Whenever a line in the records below holds the string "value", include it in the count, and state the number alone.

....................

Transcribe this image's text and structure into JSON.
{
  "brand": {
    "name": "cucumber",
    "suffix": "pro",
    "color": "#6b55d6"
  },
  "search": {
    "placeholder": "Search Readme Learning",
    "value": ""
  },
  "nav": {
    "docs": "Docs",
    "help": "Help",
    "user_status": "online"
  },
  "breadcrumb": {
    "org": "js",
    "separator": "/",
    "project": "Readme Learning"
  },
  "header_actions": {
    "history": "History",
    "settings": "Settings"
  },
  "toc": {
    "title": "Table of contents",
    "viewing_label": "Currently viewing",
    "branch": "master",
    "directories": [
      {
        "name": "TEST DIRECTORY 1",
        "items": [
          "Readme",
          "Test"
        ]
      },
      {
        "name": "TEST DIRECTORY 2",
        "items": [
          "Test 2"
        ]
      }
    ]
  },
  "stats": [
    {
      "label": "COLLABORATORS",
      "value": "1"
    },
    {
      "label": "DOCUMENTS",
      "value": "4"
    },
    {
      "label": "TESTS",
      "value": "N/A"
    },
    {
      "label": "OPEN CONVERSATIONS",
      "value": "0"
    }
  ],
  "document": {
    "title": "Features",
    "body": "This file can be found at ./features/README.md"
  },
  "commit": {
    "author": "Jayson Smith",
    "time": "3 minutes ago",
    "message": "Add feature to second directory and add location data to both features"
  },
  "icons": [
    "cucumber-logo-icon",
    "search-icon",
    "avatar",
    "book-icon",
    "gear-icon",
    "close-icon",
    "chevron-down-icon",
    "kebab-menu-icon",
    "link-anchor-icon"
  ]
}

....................

[Reply to the task]
5